Arizona: Comparing schools and districts based on student proficiency
The information below reflects the most recent data available to us; please contact us with questions or to request additional analyses.
Analysis: Comparing schools and districts on third grade proficiency in reading and math
The charts linked below allow you to compare schools and districts in Arizona with their peers. The Y (vertical) axis shows the percentage of proficient 3rd graders in a subject; the X (horizontal) axis shows the percentage of students who qualify for the free or reduced rate lunch program, a common indicator of poverty in schools.
- Poverty versus 3rd grade reading proficiency rates (2019)
- Poverty versus 3rd grade reading proficiency rates (2018)
- Poverty versus 3rd grade reading proficiency rates (2017)
- Poverty versus 3rd grade reading proficiency rates (2016)
- Poverty versus 3rd grade reading proficiency rates (2014)
- Poverty versus 3rd grade reading proficiency rates (2012)

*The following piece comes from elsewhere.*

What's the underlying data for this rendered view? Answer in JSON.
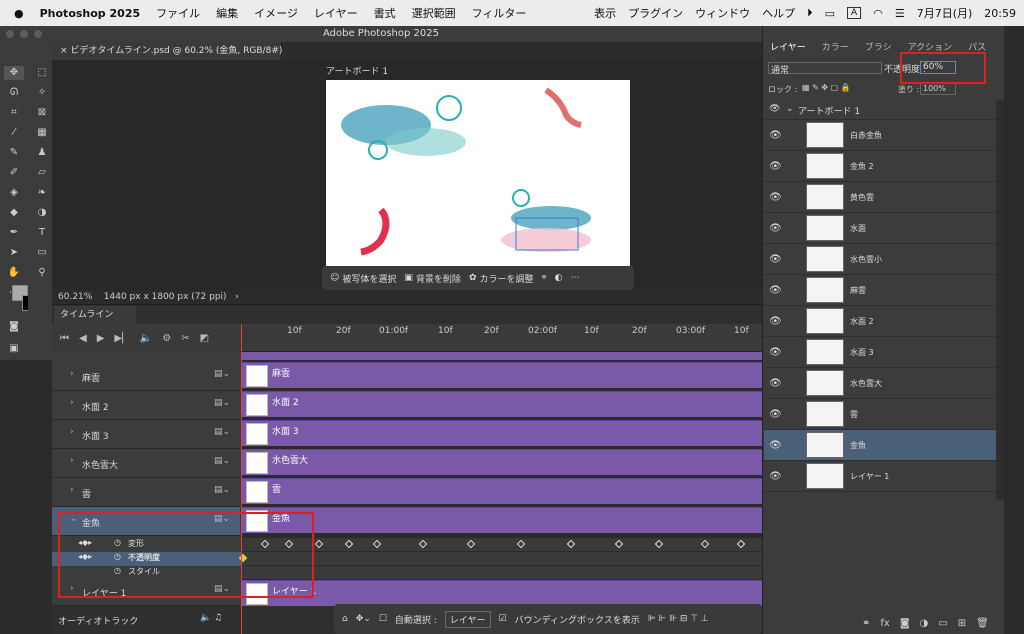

Note: In a small number of schools, proficiency was reported as <2 or >98. This was changed to whole number 2 or 98 for graphing purposes.
Note: For 2014 and subsequent years, some schools in Arizona reported free and reduced lunch data in increments. The chart displayed here reflects the lowest whole number in the increment.
Note: In November 2014, the Arizona State Board of Education adopted a new statewide achievement test, AzMERIT, for Arizona students. Therefore, 2016 and subsequent assessments should not be compared to previous scores.
Comparing Arizona’s Proficiency Standards to the National “Gold Standard” (NAEP)
Each state defines for itself what “proficient” means; some states have a rigorous definition, while others are less strict in their standards. To see how states compare, ECF has published charts showing the percentage of students deemed proficient in various subjects and grade levels and compared them to percentages reported for each state by the National Assessment of Educational Progress (NAEP, or “The Nation’s Report Card”), considered to be the gold standard.